Research position within the Marie Curie Network GREENCYCLESII, The University of Cambridge, UK, Department of Geography

T5.4 Modelling Vegetation-Atmosphere Feedbacks in the Amazon Region

The Early-Stage Researcher will investigate the coupled dynamics of the land surface and atmosphere in the Amazon region within the context of land cover change. The aim of the project is to improve understanding of the consequences of land use change for atmospheric processes and carbon storage. Sophisticated models of land surface and atmospheric processes will be coupled and tested against field data. Model experiments will aim to characterise the potential impacts of land cover change such as deforestation for vegetation and soil carbon storage, atmospheric humidity, stability, clouds, and precipitation, as well as connections to the wider atmospheric system. Ecological processes such as photosynthesis, growth, competition, and soil decomposition will also be considered.

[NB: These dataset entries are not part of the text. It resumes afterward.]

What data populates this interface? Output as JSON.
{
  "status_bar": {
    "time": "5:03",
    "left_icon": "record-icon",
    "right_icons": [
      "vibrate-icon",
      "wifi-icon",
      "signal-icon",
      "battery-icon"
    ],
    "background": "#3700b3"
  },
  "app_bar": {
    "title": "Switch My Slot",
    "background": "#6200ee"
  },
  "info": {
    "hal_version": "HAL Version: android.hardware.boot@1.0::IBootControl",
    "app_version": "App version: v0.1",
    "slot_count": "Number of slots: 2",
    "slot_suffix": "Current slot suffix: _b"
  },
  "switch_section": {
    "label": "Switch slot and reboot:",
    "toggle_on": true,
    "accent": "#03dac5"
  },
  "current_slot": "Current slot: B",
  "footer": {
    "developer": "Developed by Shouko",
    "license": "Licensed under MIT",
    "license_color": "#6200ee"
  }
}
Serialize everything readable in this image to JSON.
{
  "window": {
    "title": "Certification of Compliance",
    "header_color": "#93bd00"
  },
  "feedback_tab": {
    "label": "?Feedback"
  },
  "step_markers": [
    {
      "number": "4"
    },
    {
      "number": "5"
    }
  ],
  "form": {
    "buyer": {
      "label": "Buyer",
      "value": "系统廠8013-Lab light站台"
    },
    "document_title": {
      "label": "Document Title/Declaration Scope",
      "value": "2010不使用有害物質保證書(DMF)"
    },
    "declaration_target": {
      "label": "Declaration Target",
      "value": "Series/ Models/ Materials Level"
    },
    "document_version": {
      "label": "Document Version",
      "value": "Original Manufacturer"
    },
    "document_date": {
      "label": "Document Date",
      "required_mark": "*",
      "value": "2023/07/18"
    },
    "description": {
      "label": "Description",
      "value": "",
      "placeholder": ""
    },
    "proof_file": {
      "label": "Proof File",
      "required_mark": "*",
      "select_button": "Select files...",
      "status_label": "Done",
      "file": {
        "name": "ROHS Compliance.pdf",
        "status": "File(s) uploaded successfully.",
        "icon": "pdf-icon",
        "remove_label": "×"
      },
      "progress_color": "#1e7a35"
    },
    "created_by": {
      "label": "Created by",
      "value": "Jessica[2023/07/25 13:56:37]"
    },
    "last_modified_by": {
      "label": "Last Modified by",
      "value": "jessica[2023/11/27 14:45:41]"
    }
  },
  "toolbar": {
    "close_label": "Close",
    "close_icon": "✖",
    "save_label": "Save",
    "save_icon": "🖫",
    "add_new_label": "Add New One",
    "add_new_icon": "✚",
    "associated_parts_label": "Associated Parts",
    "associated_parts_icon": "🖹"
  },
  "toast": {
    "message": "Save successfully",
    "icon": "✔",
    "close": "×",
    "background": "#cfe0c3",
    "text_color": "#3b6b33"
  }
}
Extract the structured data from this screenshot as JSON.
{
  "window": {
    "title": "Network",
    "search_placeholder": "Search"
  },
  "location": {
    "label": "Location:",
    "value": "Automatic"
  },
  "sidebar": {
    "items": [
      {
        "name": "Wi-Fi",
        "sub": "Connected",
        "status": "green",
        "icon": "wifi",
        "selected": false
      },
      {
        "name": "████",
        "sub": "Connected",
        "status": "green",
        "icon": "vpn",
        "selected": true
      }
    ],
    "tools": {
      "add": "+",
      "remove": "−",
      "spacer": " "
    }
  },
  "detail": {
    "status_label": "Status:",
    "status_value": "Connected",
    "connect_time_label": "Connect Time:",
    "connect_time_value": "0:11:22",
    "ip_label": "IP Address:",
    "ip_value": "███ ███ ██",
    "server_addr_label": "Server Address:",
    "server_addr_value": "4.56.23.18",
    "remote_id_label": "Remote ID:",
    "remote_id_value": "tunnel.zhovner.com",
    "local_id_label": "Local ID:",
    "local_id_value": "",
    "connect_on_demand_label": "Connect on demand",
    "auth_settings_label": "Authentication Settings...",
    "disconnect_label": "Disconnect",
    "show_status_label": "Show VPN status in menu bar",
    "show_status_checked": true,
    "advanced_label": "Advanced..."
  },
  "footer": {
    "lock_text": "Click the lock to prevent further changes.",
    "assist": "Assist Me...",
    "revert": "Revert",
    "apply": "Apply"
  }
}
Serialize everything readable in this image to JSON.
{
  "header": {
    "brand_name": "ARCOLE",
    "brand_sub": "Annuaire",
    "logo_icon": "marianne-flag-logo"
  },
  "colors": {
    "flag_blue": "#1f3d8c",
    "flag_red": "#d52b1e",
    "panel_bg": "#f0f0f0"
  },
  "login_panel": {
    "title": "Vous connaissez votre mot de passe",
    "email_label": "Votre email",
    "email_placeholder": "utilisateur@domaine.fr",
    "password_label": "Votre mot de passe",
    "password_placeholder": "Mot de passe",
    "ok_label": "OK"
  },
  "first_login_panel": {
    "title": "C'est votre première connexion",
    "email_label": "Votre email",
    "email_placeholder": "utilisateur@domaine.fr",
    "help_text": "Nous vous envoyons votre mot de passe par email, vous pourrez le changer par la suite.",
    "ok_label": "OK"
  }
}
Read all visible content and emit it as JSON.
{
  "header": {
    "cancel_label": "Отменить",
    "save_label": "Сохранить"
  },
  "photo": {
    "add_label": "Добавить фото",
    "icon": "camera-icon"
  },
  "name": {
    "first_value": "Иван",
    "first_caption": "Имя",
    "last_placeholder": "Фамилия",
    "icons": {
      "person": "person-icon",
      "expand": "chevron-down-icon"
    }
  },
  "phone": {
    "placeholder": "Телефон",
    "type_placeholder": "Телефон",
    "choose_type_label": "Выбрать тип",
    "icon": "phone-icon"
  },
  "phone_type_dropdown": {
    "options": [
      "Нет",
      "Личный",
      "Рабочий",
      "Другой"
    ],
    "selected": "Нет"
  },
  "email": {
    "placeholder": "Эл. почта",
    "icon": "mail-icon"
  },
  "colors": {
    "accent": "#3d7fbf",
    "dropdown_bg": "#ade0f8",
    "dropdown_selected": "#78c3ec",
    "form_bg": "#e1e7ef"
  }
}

The successful candidate will actively participate in network-wide workshops and training events, and will work on secondment with colleagues in Amsterdam.

It may be possible for the applicant to register for a PhD degree, depending on the outcome of future funding decisions. This possibility will be negotiated with the successful candidate upon acceptance of the post.

The position will start as soon as possible and run until 31 December 2013. Applications must arrive before 9 March, 2011.

Interested candidates should send a CV, a half-page statement of interest, copies of your high-school and academic certificates, the names and contact details of two referees, a completed Eligibility Form (, and a completed CHRIS6 Form ( to Dr Andrew D. Friend, preferably by e-mail ( or by post (Department of Geography, University of Cambridge, Downing Place, Cambridge CB2 3EN, UK).

Payment will be according to Marie Curie rules (, including an allowance for transnational travel and mobility.

At the start of their fellowship, researchers may not have resided or carried out their main activity (work, studies, etc) in the UK for more than 12 months in the preceding 3 years. UK nationals are eligible only if they have legally resided in a Third Country for at least three out of the last four years.

Early-stage researchers (ESRs) must be in the first 4 years (full-time equivalent) of their research careers, including the period of research training, starting at the qualification date for undertaking a PhD Degree, which they must not have already obtained.

Female applicants are particularly encouraged to apply. 

Andrew D. Friend